Cold water corals were an unanticipated victim of weathered oil fallout. ECOGIG co-PIs Dr. Chuck Fisher and Erik Cordes were the first to document DWH-linked damage to cold water coral communities.

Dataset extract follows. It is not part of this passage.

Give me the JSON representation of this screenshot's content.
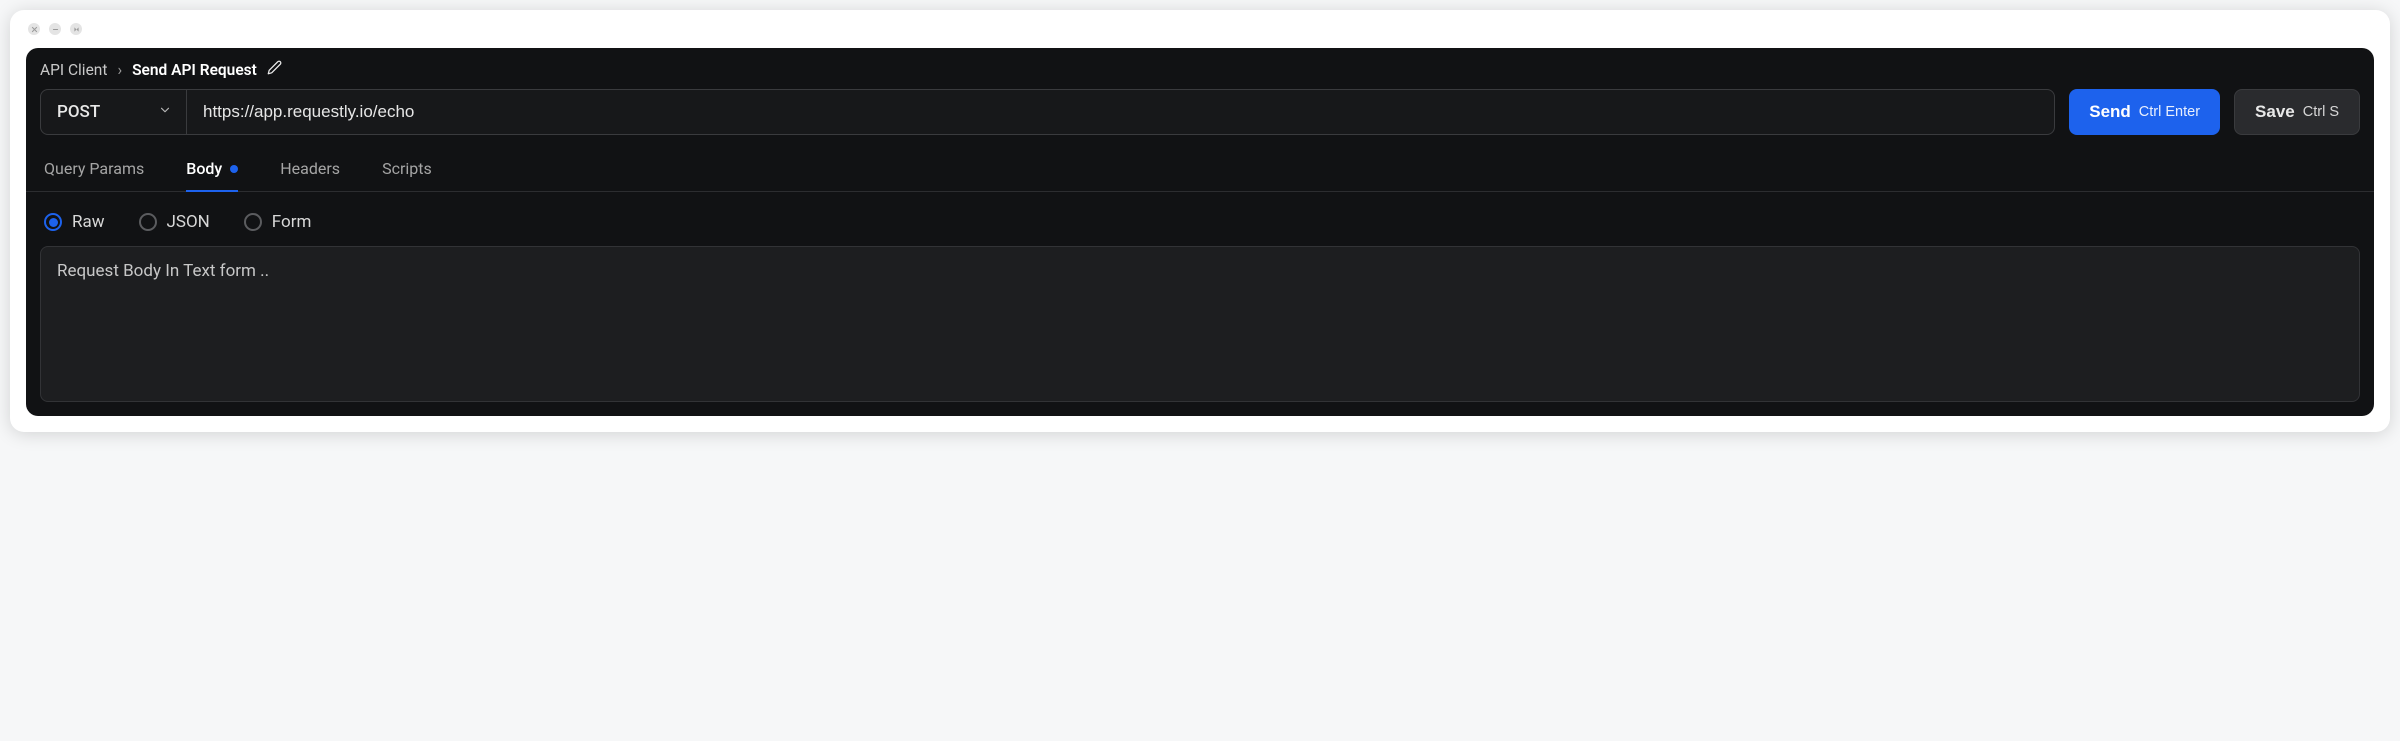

Dr. Erik Cordes: There was a pre-scheduled cruise of the NOAA Ship Ron Brown with the ROV Jason-II from Woods Hole Oceanographic Institution from 14 October – 4 November, 2010, that was part of the co-funded MMS – NOAA/OER Lophelia II study. We spent the majority of the cruise carrying out the core work of this funded research program, but the Deepwater Horizon was in the backs of our minds the entire time. We had been out to sea for weeks looking at all manner of healthy deep-water coral communities spanning the entire Gulf of Mexico. So, when we arrived at the Mississippi Canyon 294 site towards the end of the cruise, it was immediately clear that there was something wrong. There were numerous octocoral sea-fans that were covered in a black flocculent material; the mysterious “floc.” These corals looked very unhealthy, exhibiting the characteristic coral stress response of releasing mucous, and at other parts of the skeleton, there was tissue coming off, literally skin peeling from the bone. When we recognized the problem, we immediately stopped the work that the ROV was doing, and began the careful photographic survey that would become the core of our damage assessment work. After returning home, our upcoming NSF RAPID cruise was quickly re-tasked to revisit the site. When we returned the next month, from 10-17 December on the R/V Atlantis with the deep submergence vessel Alvin, we were prepared to do the careful sampling required to understand which species had been affected, to determine the composition of the “floc”, and to take careful photographs of every coral that we could find. The floc turned out to contain hydrocarbons were traced back the Macondo well. The floc also contained residues of the dispersant applied at depth for the first time in history, but also at the surface in huge volumes. We also visited a second site to determine if there had been more widespread impacts. Later cruises further confirmed that there had been impacts to a number of sites in the area surrounding the well-head, up to 22 km away and from 1300 to over 1900 m depth. It will take years to fully understand the extent of the damage in this remote and still unexplored area, and to determine how long these injured corals will take to fully recover.